Training workshops for hazard management
Aberdeen-based behavioural change consultancy Optimus Seventh Generation, has reinforced its commitment to safety by securing a new agreement with Apache North Sea to deliver a series of unique training workshops in 2015 and 2016.
The workshop, designed for personnel working in the oil and gas industry, has been developed to improve the management of major accident hazards through more informed decision making and improved behaviours. The workshop focuses on providing a greater understanding of the barriers designed to protect people, the environment and the asset as well as improving hazard identification and risk assessment.
The workshop is held at Apache’s SAGE site at St. Fergus, 65 km north of Aberdeen, this facility allows the participants the unique opportunity to train on a live plant, allowing them to carry out hazard identifications and to test their decision making around scenario-based activities in a real working environment.

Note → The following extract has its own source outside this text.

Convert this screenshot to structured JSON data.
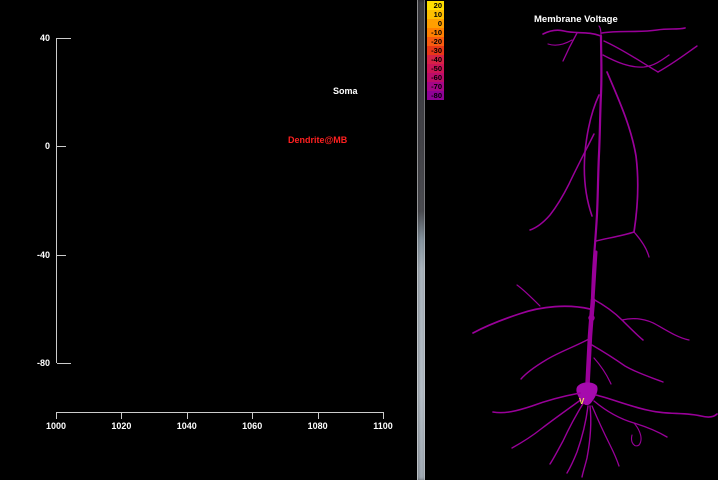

Eddie McCullough, Director and senior partner at Optimus Seventh Generation, said:
“In the current economic climate it is increasingly important that expenditure on training is focused on the most vital areas, and in our experience there is nothing more important that protecting people and the environment.”
Aligned with the current Industry and Health and Safety Executive focusing on Major Accident Hazard Prevention, the workshop is based around the psychological model Aspects of Resilience, which states that a person must be positive, focused, flexible, organised and proactive to overcome change.
Paula Paterson, client manager at Optimus Seventh Generation added: “The workshop looks at whether an organisation is able to prevent an incident from occurring, and if one has occurred, how they would prevent it from escalating and then recover from it.
“Through applying a range of psychological concepts and theories we are able to understand incidents in their entirety, using specific data to bring meaningful context, providing a new perspective on daily tasks to those who work offshore.”
“This project represents an exciting opportunity for the company to expand our training offerings, and we look forward to working with and building a strong and mutually beneficial relationship with Apache, meeting all of its operational needs,” concluded Paula Paterson.
Stuart Taylor, maintenance and operations support manager at Apache, said:
“Safe operations is always our priority. Within our organisation we identified the need to improve our understanding of the management of major accident hazards and have worked closely with Optimus to design a workshop which meets our training and business needs. The workshop has proven to be a success and we are already seeing the benefits across our assets.”
Since its formation in 2003, Optimus Seventh Generation has built a diverse portfolio of global customers, focusing on high hazard industries both within the UK and internationally, in offices in Aberdeen and Perth, Australia.
Adapted from a press release by Louise Mulhall